Metals and insulators are the yin and yang of physics, their material properties are strictly dictated by the mobility of their electrons – metals must conduct electrons freely, while insulators hold them in place.
So when physicists at Princeton University in the United States discovered the quantum chimerism of metals bouncing inside an insulating compound, they found no explanation.
We will have to wait for further research to find out exactly what is happening. But one unpleasant possibility is that a previously unseen particle is working, which represents a neutral ground in the behavior of electrons. They call it a “neutral fermion.”
“It came as a complete surprise,” said physicist Sanfen Wu of Princeton University in the United States.
“We asked ourselves, ‘What’s going on here?’ “We don’t fully understand that yet.”
Quantum oscillations are a phenomenon in the center of the discovery. As follows from this term, it involves the oscillation back and forth of freely moving particles under certain experimental conditions.
To get a little more technical, oscillations occur when the material cools to levels where quantum behavior is easier to dominate and the magnetic field is applied and changed.
The rotation of the magnetic field up and down causes unbound charged particles, such as electrons, to slip between energy bands called Landau levels.
This is a technique commonly used to study the atomic landscape occupied by electrons in a material, especially those with metallic properties.
It is believed that insulators are a completely different kettle with fish. With their electrons, which follow strict rules of home, quantum oscillations are not a thing. At least they shouldn’t be.
The team looked at tungsten ditelluride, a strange semi-metal that acquires insulating properties when bathed in a magnetic field, and was surprised that quantum oscillations occur.
Despite the shock, they think about what might happen. Although a flowing charge would make this insulator a conductor (which is paradoxical), the presence of a “stream” of neutral particles would correspond to the insulator’s account and the quantum generator, which makes more sense.
“Our experimental results contradict all existing theories based on charged fermions, but they can be explained by the presence of charge-neutral fermions,” adds colleague Penji Wang.
The only problem is that truly neutral fermions should not exist, according to the Standard Particle Physics Model.
Fermions are particles similar to “ Lego blocks ” matter, while another type of basic particles – bosons – are charge-carrying particles.

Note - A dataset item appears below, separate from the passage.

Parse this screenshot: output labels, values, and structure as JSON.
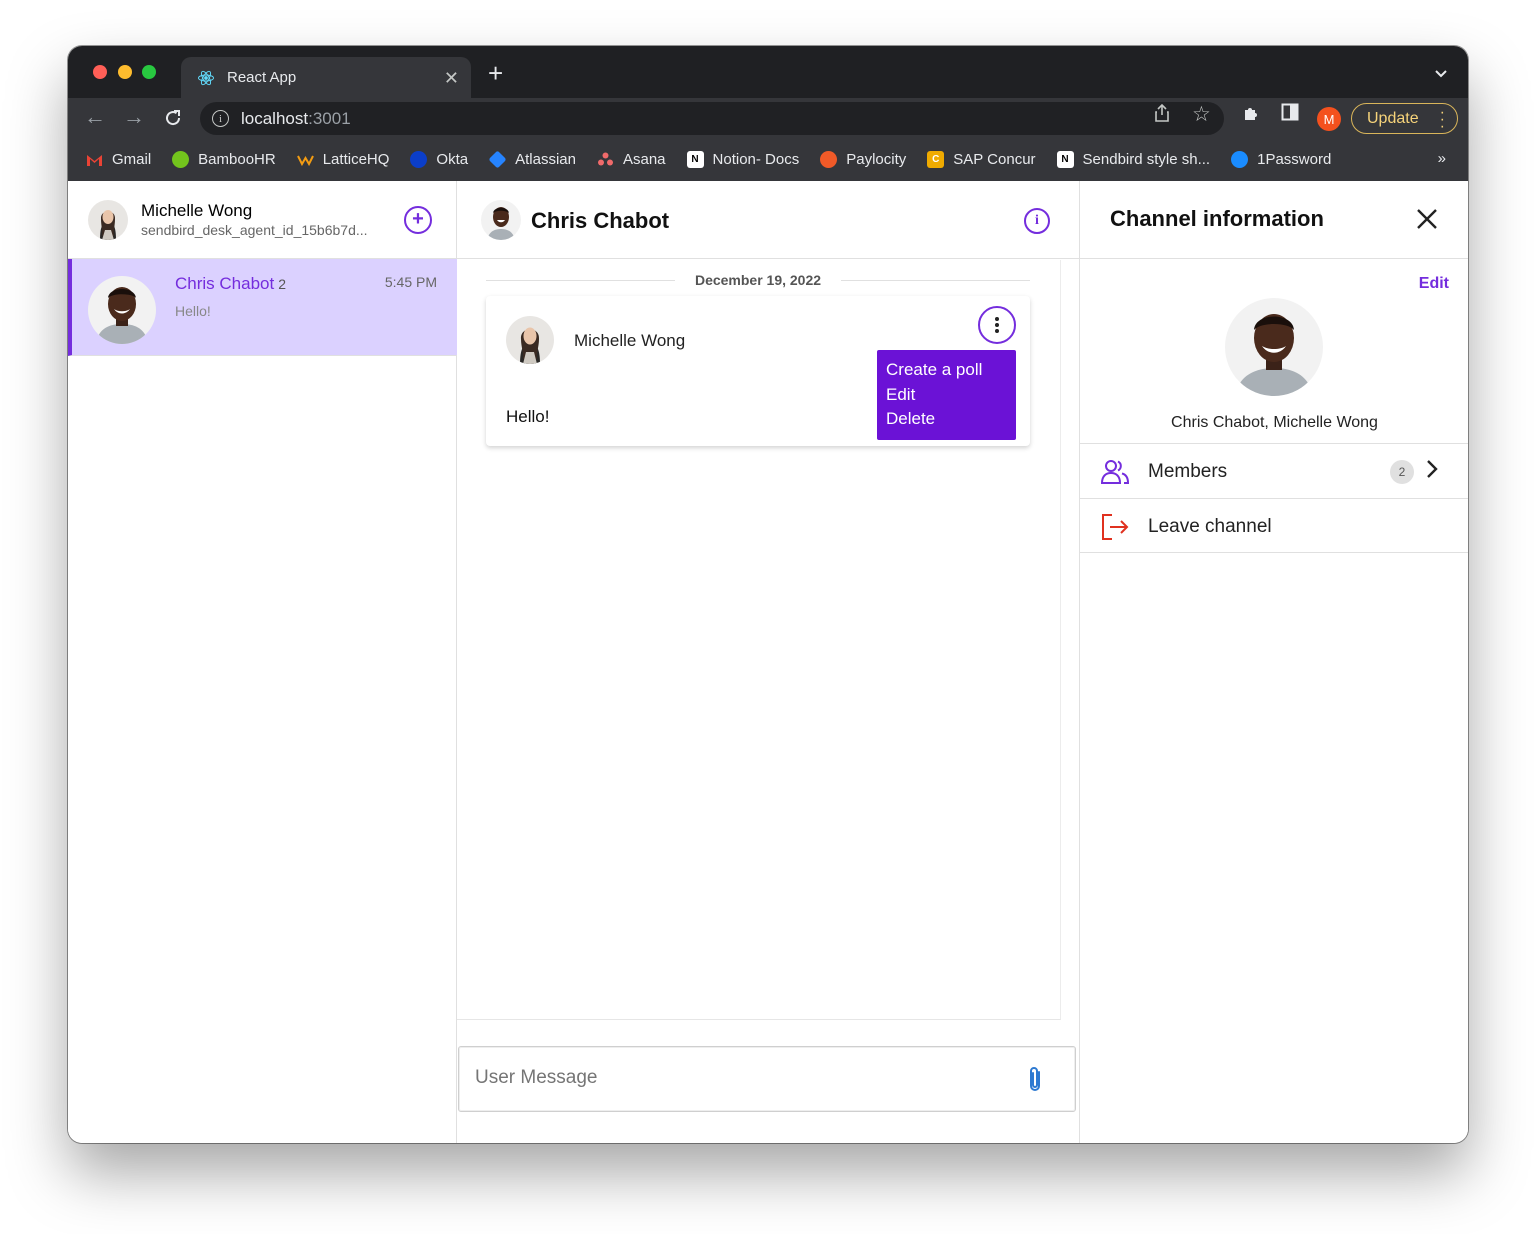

A truly neutral particle is also its own antiparticle – and this is what we have seen in bosons, but never in fermions.
So the search for a truly neutral fermion would probably rewrite our understanding of physics, but that’s not what researchers think is happening here – instead, they believe that what they’ve found is more than a neutral quasiparticle, which is a quantum type of hybrid particle. .
To understand what a quasiparticle is, imagine particle physics as the study of music.
Fundamental particles, such as quarks and electrons, are separate tools. They form the basis of many larger particles, ranging from three-fold mountain bands, such as protons, or symphonies, as whole atoms.
Bands playing synchronously on opposite stages can even be considered as a separate event – a quasi-particle that plays as one for all purposes.
Quantum strangeness can blur the properties of electrons so that their charge particles are converted into space. In other words, some electron quasiparticles will carry some bits of an electron like its spin, but not its charge, actually creating a neutral version of itself.
What exactly the aroma of a quasiparticle acts here (if any) has not yet been developed, but researchers describe it as a completely new territory not only in experiments but also in theory.
“If our interpretations are correct, we see a fundamentally new form of quantum matter,” says Wu.
“Now we’re imagining a whole new quantum world hidden in insulators. Maybe we just missed identifying them over the last few decades.”
Neutral fermions play a potential role in increasing the stability of quantum devices, so the search for evidence of such a phenomenon would be more than academic interest, with promising practical applications.
These are still early days. But so many discoveries in science came from those timeless words: “What’s going on here?”
This study was published in Nature.